* **What you will do**
Please return all the records exactly, with nothing left out.

* **Listed entries**
-- Opening Marker --

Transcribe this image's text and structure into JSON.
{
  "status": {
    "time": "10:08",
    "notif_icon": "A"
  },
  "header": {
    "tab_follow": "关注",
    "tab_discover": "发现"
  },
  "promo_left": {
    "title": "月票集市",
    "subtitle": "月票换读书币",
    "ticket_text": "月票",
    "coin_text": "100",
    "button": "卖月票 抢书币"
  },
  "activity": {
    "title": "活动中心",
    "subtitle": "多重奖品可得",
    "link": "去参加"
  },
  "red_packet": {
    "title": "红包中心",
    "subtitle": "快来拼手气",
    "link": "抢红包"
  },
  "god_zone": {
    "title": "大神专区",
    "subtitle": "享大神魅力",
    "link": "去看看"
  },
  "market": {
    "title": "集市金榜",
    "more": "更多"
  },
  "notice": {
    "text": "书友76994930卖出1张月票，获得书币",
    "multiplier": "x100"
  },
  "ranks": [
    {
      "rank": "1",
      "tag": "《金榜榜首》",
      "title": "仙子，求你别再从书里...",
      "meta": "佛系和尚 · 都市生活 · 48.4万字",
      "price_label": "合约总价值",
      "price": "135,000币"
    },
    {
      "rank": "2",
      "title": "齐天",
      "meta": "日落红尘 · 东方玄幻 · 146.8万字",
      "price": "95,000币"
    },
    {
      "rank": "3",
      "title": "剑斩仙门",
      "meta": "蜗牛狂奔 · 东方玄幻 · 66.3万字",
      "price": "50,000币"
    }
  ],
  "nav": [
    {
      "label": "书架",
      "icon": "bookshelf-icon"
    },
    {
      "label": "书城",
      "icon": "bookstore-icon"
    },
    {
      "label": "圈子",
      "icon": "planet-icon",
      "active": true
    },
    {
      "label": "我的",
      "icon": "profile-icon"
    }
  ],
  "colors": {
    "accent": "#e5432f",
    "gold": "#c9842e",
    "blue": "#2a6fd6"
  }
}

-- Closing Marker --

* **Exercise solution**
Transcribe this image's text and structure into JSON.
{
  "status": {
    "time": "10:08",
    "notif_icon": "A"
  },
  "header": {
    "tab_follow": "关注",
    "tab_discover": "发现"
  },
  "promo_left": {
    "title": "月票集市",
    "subtitle": "月票换读书币",
    "ticket_text": "月票",
    "coin_text": "100",
    "button": "卖月票 抢书币"
  },
  "activity": {
    "title": "活动中心",
    "subtitle": "多重奖品可得",
    "link": "去参加"
  },
  "red_packet": {
    "title": "红包中心",
    "subtitle": "快来拼手气",
    "link": "抢红包"
  },
  "god_zone": {
    "title": "大神专区",
    "subtitle": "享大神魅力",
    "link": "去看看"
  },
  "market": {
    "title": "集市金榜",
    "more": "更多"
  },
  "notice": {
    "text": "书友76994930卖出1张月票，获得书币",
    "multiplier": "x100"
  },
  "ranks": [
    {
      "rank": "1",
      "tag": "《金榜榜首》",
      "title": "仙子，求你别再从书里...",
      "meta": "佛系和尚 · 都市生活 · 48.4万字",
      "price_label": "合约总价值",
      "price": "135,000币"
    },
    {
      "rank": "2",
      "title": "齐天",
      "meta": "日落红尘 · 东方玄幻 · 146.8万字",
      "price": "95,000币"
    },
    {
      "rank": "3",
      "title": "剑斩仙门",
      "meta": "蜗牛狂奔 · 东方玄幻 · 66.3万字",
      "price": "50,000币"
    }
  ],
  "nav": [
    {
      "label": "书架",
      "icon": "bookshelf-icon"
    },
    {
      "label": "书城",
      "icon": "bookstore-icon"
    },
    {
      "label": "圈子",
      "icon": "planet-icon",
      "active": true
    },
    {
      "label": "我的",
      "icon": "profile-icon"
    }
  ],
  "colors": {
    "accent": "#e5432f",
    "gold": "#c9842e",
    "blue": "#2a6fd6"
  }
}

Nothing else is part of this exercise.